The Philadelphia Water Department marked the 10th year of its Green City, Clean Waters initiative with an event outside of Crane Arts, at 1400 N. American St., on Thursday.
The event, which was catered by local vendors, highlighted the individuals, communities and projects that have been part of the decade-long program. It also included a ribbon-cutting ceremony to celebrate the improvements that have been added to American Street.
Speakers at the event included Water Department Commissioner Randy Hayman and Councilwoman Maria Quinones Sanchez.
“Ten years ago, Philadelphia caught the world’s attention with this new idea of greening the city, not running away from it,” Hayman said.
The Green City, Clean Waters program was launched in 2011 as part of Philadelphia’s 25-year plan to meet state and federal regulations by improving local waterway health using primarily green stormwater systems backed by investments in traditional infrastructure.
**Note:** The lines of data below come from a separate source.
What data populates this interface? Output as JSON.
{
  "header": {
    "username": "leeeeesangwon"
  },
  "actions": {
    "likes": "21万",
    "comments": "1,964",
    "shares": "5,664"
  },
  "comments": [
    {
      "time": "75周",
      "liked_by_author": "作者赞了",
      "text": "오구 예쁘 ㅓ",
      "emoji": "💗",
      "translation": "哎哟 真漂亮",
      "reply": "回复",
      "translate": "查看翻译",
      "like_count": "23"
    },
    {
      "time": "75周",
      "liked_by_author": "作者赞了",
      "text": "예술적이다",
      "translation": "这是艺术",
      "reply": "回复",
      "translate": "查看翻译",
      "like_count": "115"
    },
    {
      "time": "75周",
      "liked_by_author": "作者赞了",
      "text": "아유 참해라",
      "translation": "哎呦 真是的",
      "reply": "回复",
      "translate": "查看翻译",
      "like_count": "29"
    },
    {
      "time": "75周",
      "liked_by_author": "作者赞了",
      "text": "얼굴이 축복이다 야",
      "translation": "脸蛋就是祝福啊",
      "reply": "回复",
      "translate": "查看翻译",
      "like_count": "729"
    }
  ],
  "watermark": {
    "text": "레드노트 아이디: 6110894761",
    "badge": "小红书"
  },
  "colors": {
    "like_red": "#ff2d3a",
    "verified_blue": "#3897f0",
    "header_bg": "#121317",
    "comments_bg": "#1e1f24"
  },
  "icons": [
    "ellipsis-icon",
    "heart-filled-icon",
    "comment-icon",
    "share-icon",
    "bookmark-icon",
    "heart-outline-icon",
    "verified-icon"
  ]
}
The city is aiming to reduce pollution levels by 85% by the time the program ends in 2036.
“It will take time, it will take hard work, it will take partnerships and individuals like yourself, but I believe we can get there,” Hayman said.
Attendees were also able to tour street upgrades developed as part of the program’s American Street Improvement Project, which includes stormwater infrastructure tools that improve pedestrian safety and can help divert more than 90 million gallons of stormwater annually from the area’s sewer system.
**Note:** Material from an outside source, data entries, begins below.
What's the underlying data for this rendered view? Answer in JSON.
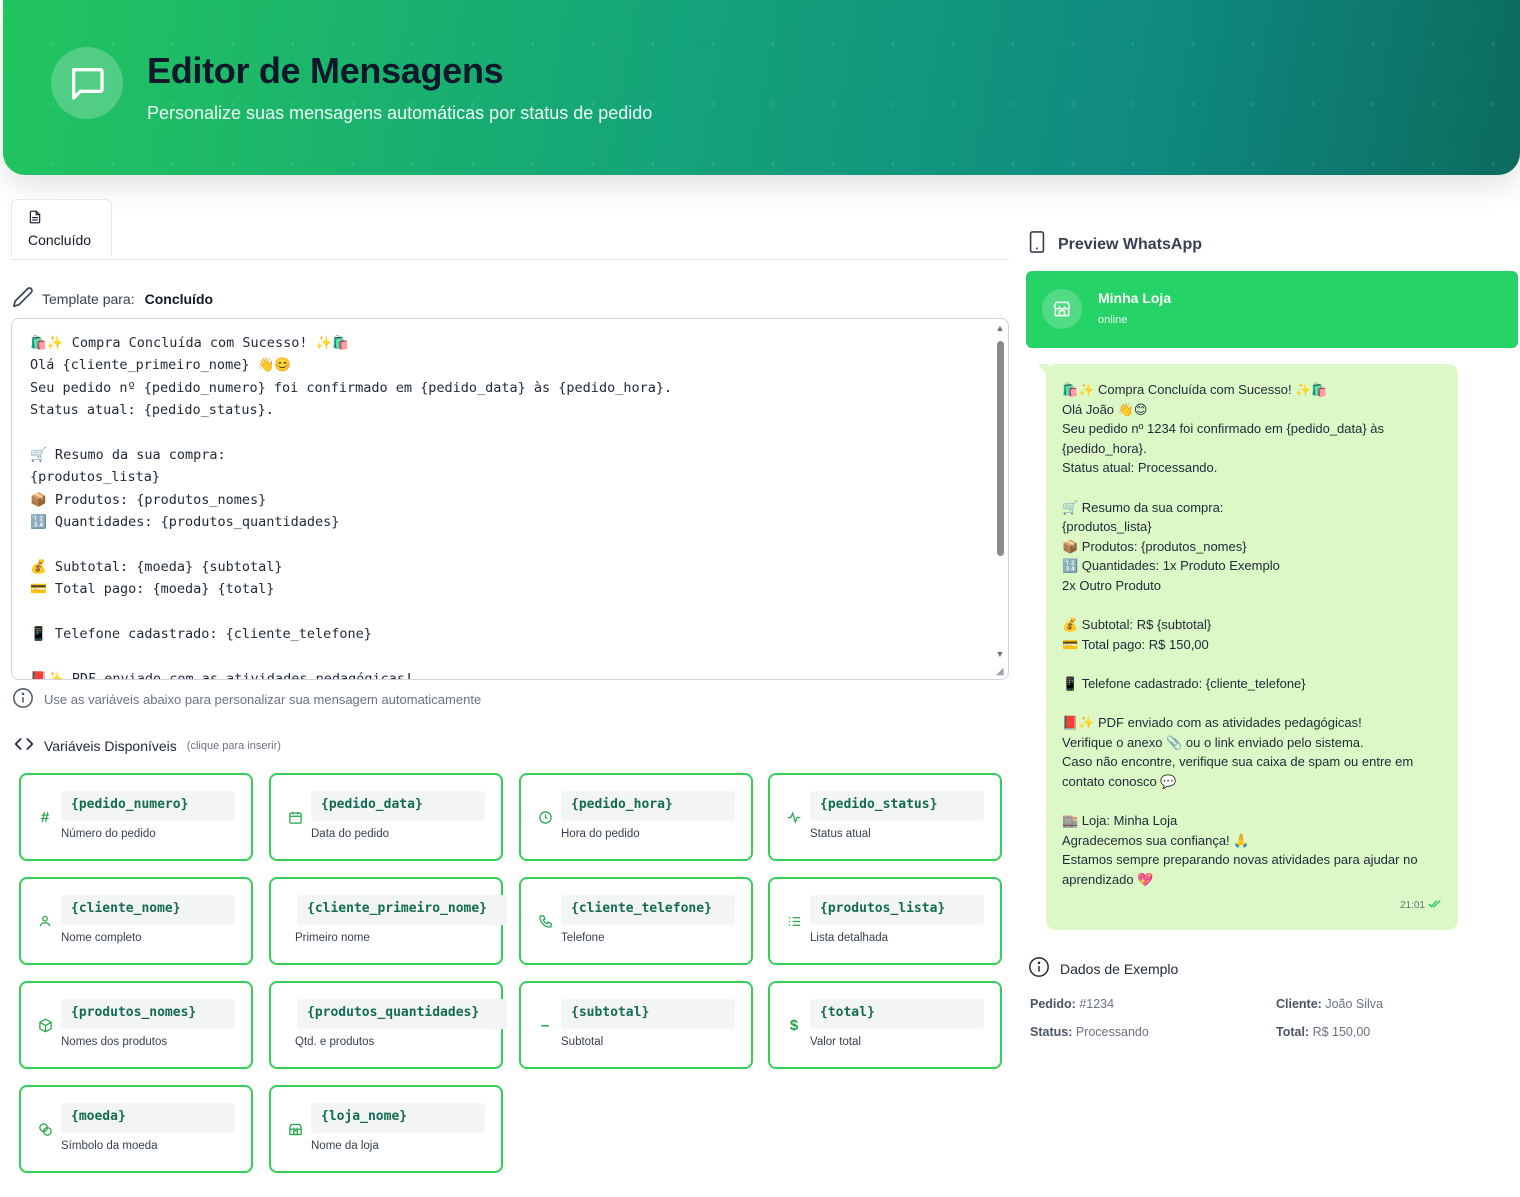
{
  "header": {
    "title": "Editor de Mensagens",
    "subtitle": "Personalize suas mensagens automáticas por status de pedido",
    "icon": "message-square-icon"
  },
  "tabs": [
    {
      "label": "Concluído",
      "icon": "file-text-icon"
    }
  ],
  "editor": {
    "template_prefix": "Template para:",
    "status_name": "Concluído",
    "content": "🛍️✨ Compra Concluída com Sucesso! ✨🛍️\nOlá {cliente_primeiro_nome} 👋😊\nSeu pedido nº {pedido_numero} foi confirmado em {pedido_data} às {pedido_hora}.\nStatus atual: {pedido_status}.\n\n🛒 Resumo da sua compra:\n{produtos_lista}\n📦 Produtos: {produtos_nomes}\n🔢 Quantidades: {produtos_quantidades}\n\n💰 Subtotal: {moeda} {subtotal}\n💳 Total pago: {moeda} {total}\n\n📱 Telefone cadastrado: {cliente_telefone}\n\n📕✨ PDF enviado com as atividades pedagógicas!",
    "hint": "Use as variáveis abaixo para personalizar sua mensagem automaticamente"
  },
  "variables": {
    "title": "Variáveis Disponíveis",
    "subtitle": "(clique para inserir)",
    "items": [
      {
        "code": "{pedido_numero}",
        "desc": "Número do pedido",
        "icon": "hash-icon"
      },
      {
        "code": "{pedido_data}",
        "desc": "Data do pedido",
        "icon": "calendar-icon"
      },
      {
        "code": "{pedido_hora}",
        "desc": "Hora do pedido",
        "icon": "clock-icon"
      },
      {
        "code": "{pedido_status}",
        "desc": "Status atual",
        "icon": "activity-icon"
      },
      {
        "code": "{cliente_nome}",
        "desc": "Nome completo",
        "icon": "user-icon"
      },
      {
        "code": "{cliente_primeiro_nome}",
        "desc": "Primeiro nome",
        "icon": "user-icon"
      },
      {
        "code": "{cliente_telefone}",
        "desc": "Telefone",
        "icon": "phone-icon"
      },
      {
        "code": "{produtos_lista}",
        "desc": "Lista detalhada",
        "icon": "list-icon"
      },
      {
        "code": "{produtos_nomes}",
        "desc": "Nomes dos produtos",
        "icon": "package-icon"
      },
      {
        "code": "{produtos_quantidades}",
        "desc": "Qtd. e produtos",
        "icon": "package-icon"
      },
      {
        "code": "{subtotal}",
        "desc": "Subtotal",
        "icon": "minus-icon"
      },
      {
        "code": "{total}",
        "desc": "Valor total",
        "icon": "dollar-icon"
      },
      {
        "code": "{moeda}",
        "desc": "Símbolo da moeda",
        "icon": "coins-icon"
      },
      {
        "code": "{loja_nome}",
        "desc": "Nome da loja",
        "icon": "store-icon"
      }
    ]
  },
  "preview": {
    "title": "Preview WhatsApp",
    "store_name": "Minha Loja",
    "store_status": "online",
    "message": "🛍️✨ Compra Concluída com Sucesso! ✨🛍️\nOlá João 👋😊\nSeu pedido nº 1234 foi confirmado em {pedido_data} às {pedido_hora}.\nStatus atual: Processando.\n\n🛒 Resumo da sua compra:\n{produtos_lista}\n📦 Produtos: {produtos_nomes}\n🔢 Quantidades: 1x Produto Exemplo\n2x Outro Produto\n\n💰 Subtotal: R$ {subtotal}\n💳 Total pago: R$ 150,00\n\n📱 Telefone cadastrado: {cliente_telefone}\n\n📕✨ PDF enviado com as atividades pedagógicas!\nVerifique o anexo 📎 ou o link enviado pelo sistema.\nCaso não encontre, verifique sua caixa de spam ou entre em contato conosco 💬\n\n🏬 Loja: Minha Loja\nAgradecemos sua confiança! 🙏\nEstamos sempre preparando novas atividades para ajudar no aprendizado 💖",
    "time": "21:01"
  },
  "example": {
    "title": "Dados de Exemplo",
    "pedido_label": "Pedido:",
    "pedido_value": "#1234",
    "cliente_label": "Cliente:",
    "cliente_value": "João Silva",
    "status_label": "Status:",
    "status_value": "Processando",
    "total_label": "Total:",
    "total_value": "R$ 150,00"
  },
  "colors": {
    "accent": "#25d366",
    "card_border": "#34d058",
    "code_text": "#136c4e",
    "bubble": "#dcf8c6"
  }
}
While Hayman said that he is proud of what has been accomplished to this point, he noted that there is still a lot of work to be done.
“We have a long way to go to reach our year-25 goals, and there will be challenges ahead of us,” Hayman said. “But the same principles that have guided us to this 10-year anniversary will serve us well as we embark on the next phase of this project.”